Brandon Kobe Pierce grew up visiting the Six Flags in Arlington, Texas, close to his home. When he set out to find his first real job, he thought the amusement park would be a good choice, particularly since his grandfather had worked there decades ago. Connie Pierce, Kobe’s mom, told WFAA, “We encouraged him to go to Six Flags.”
The 16-year-old wears his hair in a braid that sits just past his shoulders, something that he sees as part of his identity. However, Six Flags didn't see it that way. “They pulled me aside at the end of it and said, ‘You would have to cut your hair or we can't hire you at Six Flags,’” Pierce said.
He asked if he had any other options, and was told that though women employees could wear their long hair in a bun, men didn’t have that choice. “If girls are able to pull their hair back and have it long, then guys shouldn't have to cut their hair,” Pierce said.
Another Texas teen also had a similar experience. Kerion Washington told NBC DFW that after an interview with Six Flags, he was told his shoulder-length dreadlocks would have to go. “They told me that I couldn’t have dreads because it’s more of an extreme hairstyle,” the 17-year-old told the news outlet.
Kerion’s mother Karis Washington subsequently called Six Flags’ Human Resources department for an explanation. Karis shared in a Facebook post. “[An HR Supervisor] said dreads are NOT allowed, but he can have braids. And said they are an extreme hairstyle. She also went on and compared them to tattoos and piercings.”

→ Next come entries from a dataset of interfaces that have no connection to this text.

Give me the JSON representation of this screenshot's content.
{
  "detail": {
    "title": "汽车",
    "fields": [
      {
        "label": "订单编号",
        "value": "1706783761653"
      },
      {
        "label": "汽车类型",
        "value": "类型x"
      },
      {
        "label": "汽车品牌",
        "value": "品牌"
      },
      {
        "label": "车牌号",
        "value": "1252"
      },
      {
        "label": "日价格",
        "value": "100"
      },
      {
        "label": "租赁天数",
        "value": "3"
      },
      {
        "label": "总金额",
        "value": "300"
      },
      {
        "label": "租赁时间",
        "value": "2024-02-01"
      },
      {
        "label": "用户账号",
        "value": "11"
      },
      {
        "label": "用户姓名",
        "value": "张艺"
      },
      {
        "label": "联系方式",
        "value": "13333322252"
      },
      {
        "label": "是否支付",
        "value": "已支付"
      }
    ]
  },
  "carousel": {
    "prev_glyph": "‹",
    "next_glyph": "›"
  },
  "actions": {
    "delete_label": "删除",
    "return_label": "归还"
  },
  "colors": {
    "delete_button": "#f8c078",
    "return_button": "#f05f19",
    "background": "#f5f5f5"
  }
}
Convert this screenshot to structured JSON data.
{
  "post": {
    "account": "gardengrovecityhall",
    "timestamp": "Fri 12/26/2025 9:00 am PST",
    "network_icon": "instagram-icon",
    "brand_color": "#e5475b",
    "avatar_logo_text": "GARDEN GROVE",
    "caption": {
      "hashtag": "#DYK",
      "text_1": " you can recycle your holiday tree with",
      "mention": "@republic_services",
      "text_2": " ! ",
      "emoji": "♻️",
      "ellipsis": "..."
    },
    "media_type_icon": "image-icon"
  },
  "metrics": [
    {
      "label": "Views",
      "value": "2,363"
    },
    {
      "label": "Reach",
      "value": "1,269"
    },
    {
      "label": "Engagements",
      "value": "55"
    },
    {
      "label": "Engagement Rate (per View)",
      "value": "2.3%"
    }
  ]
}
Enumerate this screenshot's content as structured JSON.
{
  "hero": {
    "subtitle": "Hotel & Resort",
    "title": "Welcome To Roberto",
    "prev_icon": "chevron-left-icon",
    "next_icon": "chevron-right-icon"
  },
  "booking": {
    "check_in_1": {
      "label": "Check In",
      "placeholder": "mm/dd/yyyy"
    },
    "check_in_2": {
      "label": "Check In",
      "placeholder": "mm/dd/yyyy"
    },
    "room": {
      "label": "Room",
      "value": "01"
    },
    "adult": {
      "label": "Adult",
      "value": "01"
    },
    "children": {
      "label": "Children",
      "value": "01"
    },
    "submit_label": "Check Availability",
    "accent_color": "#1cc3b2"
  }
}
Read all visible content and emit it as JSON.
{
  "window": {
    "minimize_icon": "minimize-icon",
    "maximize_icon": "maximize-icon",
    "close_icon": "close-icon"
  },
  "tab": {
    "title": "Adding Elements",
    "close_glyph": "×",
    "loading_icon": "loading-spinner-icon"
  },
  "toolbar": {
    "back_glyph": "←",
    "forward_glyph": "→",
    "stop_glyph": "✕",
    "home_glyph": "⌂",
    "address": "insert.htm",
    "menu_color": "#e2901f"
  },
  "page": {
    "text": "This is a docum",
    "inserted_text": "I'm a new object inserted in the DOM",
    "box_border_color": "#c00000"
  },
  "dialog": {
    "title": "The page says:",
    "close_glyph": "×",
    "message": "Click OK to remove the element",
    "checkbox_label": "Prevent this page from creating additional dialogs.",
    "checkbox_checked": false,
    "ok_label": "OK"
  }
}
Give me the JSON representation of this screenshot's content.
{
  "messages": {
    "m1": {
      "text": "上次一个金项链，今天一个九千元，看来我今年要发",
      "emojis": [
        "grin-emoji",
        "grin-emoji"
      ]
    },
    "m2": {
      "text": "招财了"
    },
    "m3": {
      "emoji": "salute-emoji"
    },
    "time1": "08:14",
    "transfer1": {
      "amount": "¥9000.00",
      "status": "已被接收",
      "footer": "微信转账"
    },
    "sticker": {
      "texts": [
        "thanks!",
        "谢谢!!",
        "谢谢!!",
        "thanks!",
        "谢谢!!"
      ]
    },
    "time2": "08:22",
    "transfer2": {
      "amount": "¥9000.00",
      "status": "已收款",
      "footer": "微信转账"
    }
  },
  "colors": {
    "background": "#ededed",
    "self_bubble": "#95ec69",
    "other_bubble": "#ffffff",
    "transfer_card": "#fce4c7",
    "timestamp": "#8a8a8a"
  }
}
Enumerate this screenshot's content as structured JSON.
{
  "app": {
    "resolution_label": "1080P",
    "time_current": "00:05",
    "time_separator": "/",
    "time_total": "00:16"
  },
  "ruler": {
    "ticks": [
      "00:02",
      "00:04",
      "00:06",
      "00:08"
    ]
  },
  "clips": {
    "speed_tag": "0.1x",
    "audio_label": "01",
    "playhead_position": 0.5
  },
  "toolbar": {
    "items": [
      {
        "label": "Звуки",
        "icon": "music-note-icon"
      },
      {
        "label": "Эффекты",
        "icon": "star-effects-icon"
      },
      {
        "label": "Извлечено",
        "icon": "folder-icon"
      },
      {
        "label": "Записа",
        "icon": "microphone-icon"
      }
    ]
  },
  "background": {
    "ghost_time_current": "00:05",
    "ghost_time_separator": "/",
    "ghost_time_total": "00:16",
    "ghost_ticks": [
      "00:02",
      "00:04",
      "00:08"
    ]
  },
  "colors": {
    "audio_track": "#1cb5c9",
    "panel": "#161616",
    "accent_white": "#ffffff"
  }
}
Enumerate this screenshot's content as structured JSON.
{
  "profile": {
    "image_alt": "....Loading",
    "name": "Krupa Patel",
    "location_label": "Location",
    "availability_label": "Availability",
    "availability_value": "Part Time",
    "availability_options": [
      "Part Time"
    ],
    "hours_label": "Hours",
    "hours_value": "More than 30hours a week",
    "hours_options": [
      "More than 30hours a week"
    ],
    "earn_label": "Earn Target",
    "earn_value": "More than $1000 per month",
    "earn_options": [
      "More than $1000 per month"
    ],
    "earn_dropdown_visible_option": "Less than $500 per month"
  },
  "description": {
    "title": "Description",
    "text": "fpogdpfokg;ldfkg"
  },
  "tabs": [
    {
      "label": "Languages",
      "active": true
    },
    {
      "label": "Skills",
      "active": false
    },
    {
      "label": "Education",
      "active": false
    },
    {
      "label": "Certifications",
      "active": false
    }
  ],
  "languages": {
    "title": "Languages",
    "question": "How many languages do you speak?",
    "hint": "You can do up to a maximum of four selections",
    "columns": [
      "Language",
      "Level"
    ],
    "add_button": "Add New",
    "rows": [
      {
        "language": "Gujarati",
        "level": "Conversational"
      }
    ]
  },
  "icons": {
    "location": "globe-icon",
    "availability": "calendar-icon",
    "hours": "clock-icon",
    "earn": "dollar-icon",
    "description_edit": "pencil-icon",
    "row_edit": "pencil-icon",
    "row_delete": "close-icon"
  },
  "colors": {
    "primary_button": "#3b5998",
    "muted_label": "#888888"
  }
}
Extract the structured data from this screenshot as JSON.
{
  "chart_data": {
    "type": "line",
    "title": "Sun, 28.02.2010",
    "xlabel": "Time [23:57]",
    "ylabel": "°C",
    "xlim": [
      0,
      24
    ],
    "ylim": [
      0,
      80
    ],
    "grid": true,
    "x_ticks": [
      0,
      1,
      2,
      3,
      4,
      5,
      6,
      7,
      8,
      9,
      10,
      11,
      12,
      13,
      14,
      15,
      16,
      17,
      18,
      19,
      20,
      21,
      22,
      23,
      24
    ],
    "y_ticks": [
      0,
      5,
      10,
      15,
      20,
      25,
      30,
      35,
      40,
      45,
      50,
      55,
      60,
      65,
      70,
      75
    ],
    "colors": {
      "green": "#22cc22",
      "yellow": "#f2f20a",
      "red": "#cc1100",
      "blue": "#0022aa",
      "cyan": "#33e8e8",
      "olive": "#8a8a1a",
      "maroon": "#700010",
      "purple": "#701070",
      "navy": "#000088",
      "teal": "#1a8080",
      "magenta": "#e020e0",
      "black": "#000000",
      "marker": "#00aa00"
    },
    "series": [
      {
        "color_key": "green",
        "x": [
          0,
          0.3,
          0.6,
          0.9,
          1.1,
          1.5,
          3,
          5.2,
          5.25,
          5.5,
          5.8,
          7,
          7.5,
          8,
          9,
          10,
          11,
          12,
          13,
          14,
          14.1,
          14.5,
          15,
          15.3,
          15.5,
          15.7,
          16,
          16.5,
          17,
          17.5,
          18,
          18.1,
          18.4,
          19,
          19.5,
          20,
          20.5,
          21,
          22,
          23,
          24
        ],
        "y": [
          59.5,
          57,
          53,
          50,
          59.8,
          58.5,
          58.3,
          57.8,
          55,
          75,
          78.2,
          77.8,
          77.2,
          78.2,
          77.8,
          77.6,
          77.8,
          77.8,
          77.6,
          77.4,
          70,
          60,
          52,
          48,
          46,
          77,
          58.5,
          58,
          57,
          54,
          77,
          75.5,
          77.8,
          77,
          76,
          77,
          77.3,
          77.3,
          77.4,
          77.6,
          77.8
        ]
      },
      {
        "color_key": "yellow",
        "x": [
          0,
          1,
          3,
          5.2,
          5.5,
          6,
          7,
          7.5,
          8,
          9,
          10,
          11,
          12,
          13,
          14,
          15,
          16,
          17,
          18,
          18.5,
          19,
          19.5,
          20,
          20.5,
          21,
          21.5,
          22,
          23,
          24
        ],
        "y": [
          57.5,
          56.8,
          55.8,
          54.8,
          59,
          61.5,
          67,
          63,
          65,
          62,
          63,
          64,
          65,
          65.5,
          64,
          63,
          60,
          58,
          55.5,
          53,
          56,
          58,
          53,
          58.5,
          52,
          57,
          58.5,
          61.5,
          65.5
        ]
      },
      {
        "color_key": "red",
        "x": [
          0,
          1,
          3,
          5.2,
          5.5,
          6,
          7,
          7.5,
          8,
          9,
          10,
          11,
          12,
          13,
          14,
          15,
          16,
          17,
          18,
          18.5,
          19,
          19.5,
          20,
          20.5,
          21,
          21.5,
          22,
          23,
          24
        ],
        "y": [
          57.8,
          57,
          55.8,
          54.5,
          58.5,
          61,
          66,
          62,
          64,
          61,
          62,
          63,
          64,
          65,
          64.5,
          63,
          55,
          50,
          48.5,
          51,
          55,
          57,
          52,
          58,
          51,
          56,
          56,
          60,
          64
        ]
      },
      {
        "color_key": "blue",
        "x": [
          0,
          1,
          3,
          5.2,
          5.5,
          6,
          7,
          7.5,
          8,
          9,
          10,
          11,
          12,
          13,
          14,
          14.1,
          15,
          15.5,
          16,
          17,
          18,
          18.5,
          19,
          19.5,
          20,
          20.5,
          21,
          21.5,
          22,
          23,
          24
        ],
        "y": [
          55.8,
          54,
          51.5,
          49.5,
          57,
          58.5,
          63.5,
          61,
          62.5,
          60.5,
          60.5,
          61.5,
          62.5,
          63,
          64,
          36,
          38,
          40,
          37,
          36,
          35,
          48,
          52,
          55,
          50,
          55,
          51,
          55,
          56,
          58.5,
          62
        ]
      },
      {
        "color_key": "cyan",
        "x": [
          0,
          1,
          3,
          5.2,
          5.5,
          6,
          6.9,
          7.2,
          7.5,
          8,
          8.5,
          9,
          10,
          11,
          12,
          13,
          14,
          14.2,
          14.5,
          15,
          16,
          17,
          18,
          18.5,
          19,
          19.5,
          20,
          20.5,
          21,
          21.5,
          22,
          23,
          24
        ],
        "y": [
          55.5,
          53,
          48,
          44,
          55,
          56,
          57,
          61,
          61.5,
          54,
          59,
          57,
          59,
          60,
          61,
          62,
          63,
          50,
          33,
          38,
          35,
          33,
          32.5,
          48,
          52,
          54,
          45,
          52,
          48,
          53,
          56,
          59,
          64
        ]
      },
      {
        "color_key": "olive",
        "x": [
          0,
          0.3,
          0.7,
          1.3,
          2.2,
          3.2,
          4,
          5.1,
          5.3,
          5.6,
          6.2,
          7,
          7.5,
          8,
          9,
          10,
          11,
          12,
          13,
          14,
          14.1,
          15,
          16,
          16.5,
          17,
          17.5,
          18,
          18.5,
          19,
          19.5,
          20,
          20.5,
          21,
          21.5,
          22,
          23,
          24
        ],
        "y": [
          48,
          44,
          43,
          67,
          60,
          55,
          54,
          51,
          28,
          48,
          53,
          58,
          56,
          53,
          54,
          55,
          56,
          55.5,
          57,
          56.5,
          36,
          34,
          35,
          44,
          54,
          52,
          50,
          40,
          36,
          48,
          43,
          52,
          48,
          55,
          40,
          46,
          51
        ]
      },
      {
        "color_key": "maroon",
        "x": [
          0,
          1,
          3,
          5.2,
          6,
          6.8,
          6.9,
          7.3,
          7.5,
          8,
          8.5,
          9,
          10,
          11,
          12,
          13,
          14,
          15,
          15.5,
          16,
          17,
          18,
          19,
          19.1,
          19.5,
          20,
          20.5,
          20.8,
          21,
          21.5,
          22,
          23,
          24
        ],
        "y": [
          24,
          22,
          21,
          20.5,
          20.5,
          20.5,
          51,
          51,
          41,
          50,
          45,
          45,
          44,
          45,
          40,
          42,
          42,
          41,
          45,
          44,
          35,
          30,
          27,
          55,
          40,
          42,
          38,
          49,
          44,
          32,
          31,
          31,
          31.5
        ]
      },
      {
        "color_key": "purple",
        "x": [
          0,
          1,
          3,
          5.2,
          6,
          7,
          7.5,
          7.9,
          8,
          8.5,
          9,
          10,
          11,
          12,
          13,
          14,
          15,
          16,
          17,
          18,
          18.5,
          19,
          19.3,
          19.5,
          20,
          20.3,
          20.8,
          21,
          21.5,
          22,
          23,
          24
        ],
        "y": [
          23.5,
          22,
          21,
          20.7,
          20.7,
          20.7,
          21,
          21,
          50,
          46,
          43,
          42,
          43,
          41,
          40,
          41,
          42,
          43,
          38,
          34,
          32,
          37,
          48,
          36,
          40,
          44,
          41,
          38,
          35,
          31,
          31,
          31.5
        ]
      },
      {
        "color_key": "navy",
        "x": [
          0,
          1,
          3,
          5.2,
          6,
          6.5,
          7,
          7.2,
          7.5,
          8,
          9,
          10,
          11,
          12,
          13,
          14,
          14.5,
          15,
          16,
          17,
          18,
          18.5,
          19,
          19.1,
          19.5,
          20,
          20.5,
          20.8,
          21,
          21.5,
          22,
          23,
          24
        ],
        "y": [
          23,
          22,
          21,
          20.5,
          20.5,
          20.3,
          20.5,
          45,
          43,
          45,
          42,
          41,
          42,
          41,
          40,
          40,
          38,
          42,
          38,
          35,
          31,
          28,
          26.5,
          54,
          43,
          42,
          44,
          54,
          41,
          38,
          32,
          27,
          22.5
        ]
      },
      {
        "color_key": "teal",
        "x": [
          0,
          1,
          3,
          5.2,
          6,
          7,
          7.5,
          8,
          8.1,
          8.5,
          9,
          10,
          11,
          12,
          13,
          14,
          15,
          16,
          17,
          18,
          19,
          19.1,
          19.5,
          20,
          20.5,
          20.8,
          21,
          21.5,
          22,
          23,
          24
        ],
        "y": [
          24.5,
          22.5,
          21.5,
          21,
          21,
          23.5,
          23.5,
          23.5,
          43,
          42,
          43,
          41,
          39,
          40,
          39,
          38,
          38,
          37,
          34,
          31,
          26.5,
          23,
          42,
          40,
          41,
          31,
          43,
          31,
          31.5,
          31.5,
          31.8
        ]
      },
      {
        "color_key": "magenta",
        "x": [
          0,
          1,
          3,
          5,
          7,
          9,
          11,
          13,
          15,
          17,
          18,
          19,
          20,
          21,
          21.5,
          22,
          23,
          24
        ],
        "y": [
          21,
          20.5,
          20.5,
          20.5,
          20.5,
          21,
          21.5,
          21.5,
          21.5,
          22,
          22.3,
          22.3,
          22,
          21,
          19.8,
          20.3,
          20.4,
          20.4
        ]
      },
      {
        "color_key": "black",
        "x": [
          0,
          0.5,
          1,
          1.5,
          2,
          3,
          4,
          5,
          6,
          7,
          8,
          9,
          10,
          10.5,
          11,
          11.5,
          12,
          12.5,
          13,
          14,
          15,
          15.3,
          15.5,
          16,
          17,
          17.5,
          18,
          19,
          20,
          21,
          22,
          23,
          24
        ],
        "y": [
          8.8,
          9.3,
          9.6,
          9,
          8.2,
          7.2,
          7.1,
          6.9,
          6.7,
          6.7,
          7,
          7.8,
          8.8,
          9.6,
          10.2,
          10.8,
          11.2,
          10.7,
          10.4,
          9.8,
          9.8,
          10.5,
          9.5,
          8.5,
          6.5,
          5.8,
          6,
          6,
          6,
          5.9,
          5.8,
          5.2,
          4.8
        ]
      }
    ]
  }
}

Six Flags presented a statement to WFAA, maintaining its decision:
Pierce is hoping Six Flags will reconsider his hairstyle and see that it’s part of him.